  • Gina Forrester   Sep 10, 2014 12:52 PM
    Just wanted to thank everyone who focuses on finding a treatment and/or cure for this disease I have been living with for 18 years! When I was first diagnosed I reasoned that if stress could cause health issues that the opposite might cause healing. At 56 I am thriving. I have been fortunate to start on disease modifying treatments starting with Avonex, and now no more injections with Tecfidera. I am fortunate to be living with this disease during such an exciting time of research and discovery. I think the functional MRI is a game changer! ;) Gina
  • Carmela Fusco   Sep 11, 2014 8:54 AM
    Hoping & praying that a cure will be found soon.
  • Gina   Sep 11, 2014 11:00 AM

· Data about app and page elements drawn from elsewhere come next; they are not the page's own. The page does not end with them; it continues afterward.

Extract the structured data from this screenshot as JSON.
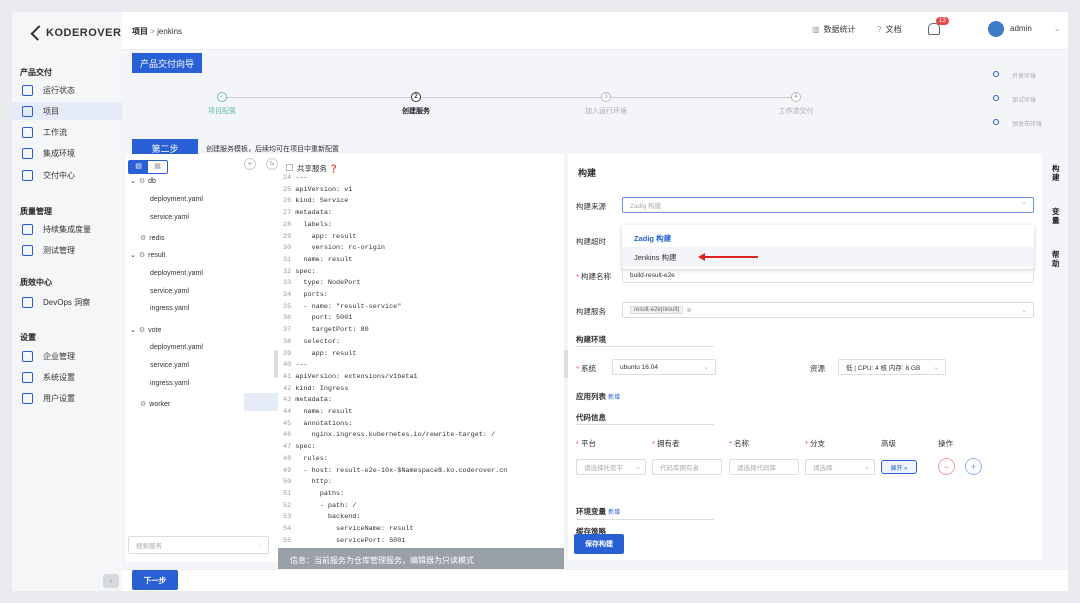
{
  "logo": "KODEROVER",
  "sidebar": {
    "sections": [
      {
        "title": "产品交付",
        "items": [
          "运行状态",
          "项目",
          "工作流",
          "集成环境",
          "交付中心"
        ]
      },
      {
        "title": "质量管理",
        "items": [
          "持续集成度量",
          "测试管理"
        ]
      },
      {
        "title": "质效中心",
        "items": [
          "DevOps 洞察"
        ]
      },
      {
        "title": "设置",
        "items": [
          "企业管理",
          "系统设置",
          "用户设置"
        ]
      }
    ]
  },
  "breadcrumb": {
    "root": "项目",
    "sep": ">",
    "current": "jenkins"
  },
  "header": {
    "stats": "数据统计",
    "docs": "文档",
    "notif_count": "13",
    "user": "admin"
  },
  "wizard": {
    "title": "产品交付向导",
    "steps": [
      {
        "num": "✓",
        "label": "项目配置"
      },
      {
        "num": "2",
        "label": "创建服务"
      },
      {
        "num": "3",
        "label": "加入运行环境"
      },
      {
        "num": "4",
        "label": "工作流交付"
      }
    ],
    "envs": [
      "开发环境",
      "测试环境",
      "预发布环境"
    ],
    "step_badge": "第二步",
    "step_desc": "创建服务模板，后续均可在项目中重新配置"
  },
  "tree": {
    "search_placeholder": "搜索服务",
    "nodes": [
      {
        "label": "db",
        "type": "folder"
      },
      {
        "label": "deployment.yaml",
        "type": "file"
      },
      {
        "label": "service.yaml",
        "type": "file"
      },
      {
        "label": "redis",
        "type": "folder"
      },
      {
        "label": "result",
        "type": "folder"
      },
      {
        "label": "deployment.yaml",
        "type": "file"
      },
      {
        "label": "service.yaml",
        "type": "file"
      },
      {
        "label": "ingress.yaml",
        "type": "file"
      },
      {
        "label": "vote",
        "type": "folder"
      },
      {
        "label": "deployment.yaml",
        "type": "file"
      },
      {
        "label": "service.yaml",
        "type": "file"
      },
      {
        "label": "ingress.yaml",
        "type": "file"
      },
      {
        "label": "worker",
        "type": "folder"
      }
    ]
  },
  "editor": {
    "share": "共享服务",
    "info": "信息：当前服务为仓库管理服务，编辑器为只读模式",
    "lines": [
      [
        "24",
        "---"
      ],
      [
        "25",
        "apiVersion: v1"
      ],
      [
        "26",
        "kind: Service"
      ],
      [
        "27",
        "metadata:"
      ],
      [
        "28",
        "  labels:"
      ],
      [
        "29",
        "    app: result"
      ],
      [
        "30",
        "    version: rc-origin"
      ],
      [
        "31",
        "  name: result"
      ],
      [
        "32",
        "spec:"
      ],
      [
        "33",
        "  type: NodePort"
      ],
      [
        "34",
        "  ports:"
      ],
      [
        "35",
        "  - name: \"result-service\""
      ],
      [
        "36",
        "    port: 5001"
      ],
      [
        "37",
        "    targetPort: 80"
      ],
      [
        "38",
        "  selector:"
      ],
      [
        "39",
        "    app: result"
      ],
      [
        "40",
        "---"
      ],
      [
        "41",
        "apiVersion: extensions/v1beta1"
      ],
      [
        "42",
        "kind: Ingress"
      ],
      [
        "43",
        "metadata:"
      ],
      [
        "44",
        "  name: result"
      ],
      [
        "45",
        "  annotations:"
      ],
      [
        "46",
        "    nginx.ingress.kubernetes.io/rewrite-target: /"
      ],
      [
        "47",
        "spec:"
      ],
      [
        "48",
        "  rules:"
      ],
      [
        "49",
        "  - host: result-e2e-10x-$Namespace$.ko.coderover.cn"
      ],
      [
        "50",
        "    http:"
      ],
      [
        "51",
        "      paths:"
      ],
      [
        "52",
        "      - path: /"
      ],
      [
        "53",
        "        backend:"
      ],
      [
        "54",
        "          serviceName: result"
      ],
      [
        "55",
        "          servicePort: 5001"
      ]
    ]
  },
  "build": {
    "title": "构建",
    "source_label": "构建来源",
    "source_placeholder": "Zadig 构建",
    "options": [
      "Zadig 构建",
      "Jenkins 构建"
    ],
    "timeout_label": "构建超时",
    "name_label": "构建名称",
    "name_value": "build-result-e2e",
    "service_label": "构建服务",
    "service_tag": "result-e2e(result)",
    "env_title": "构建环境",
    "os_label": "系统",
    "os_value": "ubuntu 16.04",
    "res_label": "资源",
    "res_value": "低 | CPU: 4 核 内存: 8 GB",
    "apps_label": "应用列表",
    "add": "新增",
    "code_title": "代码信息",
    "cols": [
      "平台",
      "拥有者",
      "名称",
      "分支",
      "高级",
      "操作"
    ],
    "platform_ph": "请选择托管平",
    "owner_ph": "代码库拥有者",
    "repo_ph": "请选择代码库",
    "branch_ph": "请选择",
    "expand": "展开 »",
    "vars_label": "环境变量",
    "cache_label": "缓存策略",
    "save": "保存构建"
  },
  "right_tabs": [
    "构建",
    "变量",
    "帮助"
  ],
  "next": "下一步"
}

    Please keep us informed on the adiponectin issue. This seems to be my experience with this disease. I was much better when I ate better. Any information on this, however small, would be greatly appreciated.